The TG and I have been lucky enough to go on quite a few "second honeymoons," but our week in Paris a few years ago was spectacular. First of all, we used a travel agent. In the days of Expedia, Priceline, TripAdvisor, etc., many people think that a travel agent is unnecessary, but they are wrong. I've used those Internet travel sites for simple trips, but for anything complex, a knowledgeable, well-connected travel agent can make a good trip into something special. She picked out a boutique hotel in a perfect part of the city, priced so that we could afford a junior suite. She got us window seats at the Jules Verne Restaurant, Alain Ducasse's restaurant on the second level of the Eiffel Tower. We've had some nice views at meals we've eaten, but all of Paris at your feet is a pretty spectacular. And the food was good, too.
We spent almost the entire week in Paris, but we did take one side-trip to Chartres to see the astounding Cathedral. I'm a huge fan of stained glass, and the windows at Chartres rival the windows of Saint-Chapelle, which is saying quite a bit. (Chartres was also key for Proust and his translations of Ruskin.)
But mainly we wandered blissfully around the 1st Arrondissement, eating ice cream from Berthillon, and said, "Someday we've got to live here."
My next trip to Paris
Who knows? There is no Paris trip in my immediate future. But I'm hotter than ever on French culture. I just finished Andrew Roberts' 976-page biography of Napoleon. What a life!
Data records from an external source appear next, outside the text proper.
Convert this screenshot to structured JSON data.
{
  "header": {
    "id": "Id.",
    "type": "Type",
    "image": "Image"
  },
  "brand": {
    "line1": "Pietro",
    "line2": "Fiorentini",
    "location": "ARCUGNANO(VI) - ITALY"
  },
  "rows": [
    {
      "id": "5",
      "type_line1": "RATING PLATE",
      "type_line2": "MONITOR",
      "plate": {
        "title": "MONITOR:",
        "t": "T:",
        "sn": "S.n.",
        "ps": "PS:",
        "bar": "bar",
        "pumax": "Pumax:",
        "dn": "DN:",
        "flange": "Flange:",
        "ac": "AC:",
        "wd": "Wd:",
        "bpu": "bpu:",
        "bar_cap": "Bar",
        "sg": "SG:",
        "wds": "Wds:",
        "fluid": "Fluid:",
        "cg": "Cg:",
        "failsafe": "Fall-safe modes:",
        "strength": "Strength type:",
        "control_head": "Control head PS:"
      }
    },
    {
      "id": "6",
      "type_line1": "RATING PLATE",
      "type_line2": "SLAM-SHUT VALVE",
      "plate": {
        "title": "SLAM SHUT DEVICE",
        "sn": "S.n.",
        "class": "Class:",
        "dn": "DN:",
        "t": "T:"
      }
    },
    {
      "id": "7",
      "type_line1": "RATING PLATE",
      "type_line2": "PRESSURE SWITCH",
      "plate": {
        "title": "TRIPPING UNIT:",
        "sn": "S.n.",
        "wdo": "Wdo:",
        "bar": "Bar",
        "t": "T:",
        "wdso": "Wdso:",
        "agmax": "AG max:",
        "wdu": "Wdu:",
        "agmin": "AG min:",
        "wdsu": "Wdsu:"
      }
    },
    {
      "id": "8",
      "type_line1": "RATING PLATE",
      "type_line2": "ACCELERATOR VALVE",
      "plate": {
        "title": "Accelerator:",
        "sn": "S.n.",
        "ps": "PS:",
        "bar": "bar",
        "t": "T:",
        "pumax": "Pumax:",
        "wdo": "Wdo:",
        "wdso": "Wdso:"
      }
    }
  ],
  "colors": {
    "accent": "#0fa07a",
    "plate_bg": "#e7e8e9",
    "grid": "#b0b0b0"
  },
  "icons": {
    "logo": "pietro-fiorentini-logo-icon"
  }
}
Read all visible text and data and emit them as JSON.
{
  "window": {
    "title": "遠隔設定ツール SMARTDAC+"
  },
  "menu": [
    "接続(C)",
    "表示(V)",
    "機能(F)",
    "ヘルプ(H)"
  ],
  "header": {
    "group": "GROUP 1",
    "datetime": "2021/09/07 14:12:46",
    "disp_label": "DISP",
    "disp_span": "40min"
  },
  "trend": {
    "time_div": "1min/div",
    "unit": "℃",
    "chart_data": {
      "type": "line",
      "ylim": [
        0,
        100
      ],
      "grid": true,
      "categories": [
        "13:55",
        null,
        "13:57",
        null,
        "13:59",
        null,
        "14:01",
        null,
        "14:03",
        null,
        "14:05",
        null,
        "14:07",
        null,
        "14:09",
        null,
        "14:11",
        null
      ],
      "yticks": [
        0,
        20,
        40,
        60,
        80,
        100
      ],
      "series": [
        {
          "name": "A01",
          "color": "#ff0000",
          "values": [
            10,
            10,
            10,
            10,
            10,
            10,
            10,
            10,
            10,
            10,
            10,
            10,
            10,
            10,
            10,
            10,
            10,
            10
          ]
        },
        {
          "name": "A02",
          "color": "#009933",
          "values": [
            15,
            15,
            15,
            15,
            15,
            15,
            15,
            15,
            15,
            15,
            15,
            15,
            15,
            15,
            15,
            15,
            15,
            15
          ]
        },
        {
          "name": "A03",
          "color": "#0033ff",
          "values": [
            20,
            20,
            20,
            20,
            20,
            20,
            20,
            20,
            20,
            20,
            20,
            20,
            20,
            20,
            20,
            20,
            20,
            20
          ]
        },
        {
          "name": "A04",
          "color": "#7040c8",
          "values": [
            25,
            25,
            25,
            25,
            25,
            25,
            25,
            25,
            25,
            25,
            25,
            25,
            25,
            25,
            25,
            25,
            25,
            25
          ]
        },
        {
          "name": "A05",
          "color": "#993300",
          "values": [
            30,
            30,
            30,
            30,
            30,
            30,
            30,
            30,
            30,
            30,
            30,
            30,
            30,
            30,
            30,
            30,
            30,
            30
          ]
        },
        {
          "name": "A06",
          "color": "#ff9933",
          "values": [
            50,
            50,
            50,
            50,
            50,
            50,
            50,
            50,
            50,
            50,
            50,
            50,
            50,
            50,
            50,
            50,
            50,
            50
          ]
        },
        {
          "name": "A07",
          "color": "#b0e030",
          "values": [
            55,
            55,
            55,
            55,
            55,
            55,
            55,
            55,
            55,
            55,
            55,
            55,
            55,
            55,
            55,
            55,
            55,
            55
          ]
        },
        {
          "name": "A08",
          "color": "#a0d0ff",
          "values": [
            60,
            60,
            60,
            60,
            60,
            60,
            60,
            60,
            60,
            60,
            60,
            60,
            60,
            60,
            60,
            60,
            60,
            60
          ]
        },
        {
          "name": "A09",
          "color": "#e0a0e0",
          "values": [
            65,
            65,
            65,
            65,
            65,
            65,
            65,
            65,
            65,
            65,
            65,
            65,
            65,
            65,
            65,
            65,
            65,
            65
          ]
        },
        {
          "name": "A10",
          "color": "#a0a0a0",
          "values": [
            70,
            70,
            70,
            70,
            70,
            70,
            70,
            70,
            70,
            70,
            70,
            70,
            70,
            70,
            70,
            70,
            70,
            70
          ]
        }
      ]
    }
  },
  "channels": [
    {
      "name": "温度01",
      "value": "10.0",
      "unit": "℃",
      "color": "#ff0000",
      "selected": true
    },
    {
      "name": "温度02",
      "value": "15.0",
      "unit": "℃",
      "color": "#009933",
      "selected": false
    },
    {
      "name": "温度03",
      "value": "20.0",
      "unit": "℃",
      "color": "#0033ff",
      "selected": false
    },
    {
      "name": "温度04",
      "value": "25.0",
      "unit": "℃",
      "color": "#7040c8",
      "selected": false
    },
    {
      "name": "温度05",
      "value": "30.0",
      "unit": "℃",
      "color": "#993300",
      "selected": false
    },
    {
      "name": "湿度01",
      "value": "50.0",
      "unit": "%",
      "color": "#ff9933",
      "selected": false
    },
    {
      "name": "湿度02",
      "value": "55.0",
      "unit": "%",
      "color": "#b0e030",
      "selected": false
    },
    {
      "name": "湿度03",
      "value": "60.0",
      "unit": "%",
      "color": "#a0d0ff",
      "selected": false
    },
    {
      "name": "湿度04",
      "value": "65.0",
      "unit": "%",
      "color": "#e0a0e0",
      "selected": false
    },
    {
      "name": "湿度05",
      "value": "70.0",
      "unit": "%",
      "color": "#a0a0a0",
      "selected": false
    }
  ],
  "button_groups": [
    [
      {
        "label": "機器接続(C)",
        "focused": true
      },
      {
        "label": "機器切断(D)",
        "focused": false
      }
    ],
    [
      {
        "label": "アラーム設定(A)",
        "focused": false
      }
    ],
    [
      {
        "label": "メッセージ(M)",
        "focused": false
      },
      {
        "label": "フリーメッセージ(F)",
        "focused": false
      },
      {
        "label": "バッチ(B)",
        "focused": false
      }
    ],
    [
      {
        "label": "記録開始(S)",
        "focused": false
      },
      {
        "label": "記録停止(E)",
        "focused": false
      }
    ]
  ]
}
Maybe Paris will have to wait a few years until the TG and I can take our grandson Calder on another "Western Civilization 101" vacation. Isn't that what all grandparents should do?
Paris belongs to the world. The recent massacres will only stiffen the resolve of civilized people to battle and conquer religious fascism of all kinds.
Meanwhile, here are a few very French hors d'oeuvres:
EDITH PIAF – SINGING "LA VIE EN ROSE" -- LIVE
EDITH PIAF – SINGING "NON JE NE REGRETTE RIEN" -- LIVE
CHARLES TRENET – "LA MER" (original version) – the source of Bobby Darin's "BEYOND THE SEA"
CHARLES TRENET – "LA MER" (a strange swing version, with English subtitles)
JACQUES BREL – "NE ME QUITTE PAS"
"LA MARSEILLAISE" – with French lyrics – sung by MIREILLE MATHIEU
"LA MARSEILLAISE" scene in 'CASABLANCA"
NATALIE DESSAY and LAURENT NAOURI – Duet from "THE UMBRELLAS OF CHREBOURG" – right under the Eiffel Tower
The Young Marcel Proust (in a TV movie) in the actual garden at Illiers-Combray
A featurette (in French) on Illiers-Combray, with shots of Tante Leonie's house, the Pre Catalan, both Swann's Way and the Guermantes Way, and plates of madeleines
Proust – The Madeleine Scene (on audio book) – Genius at work.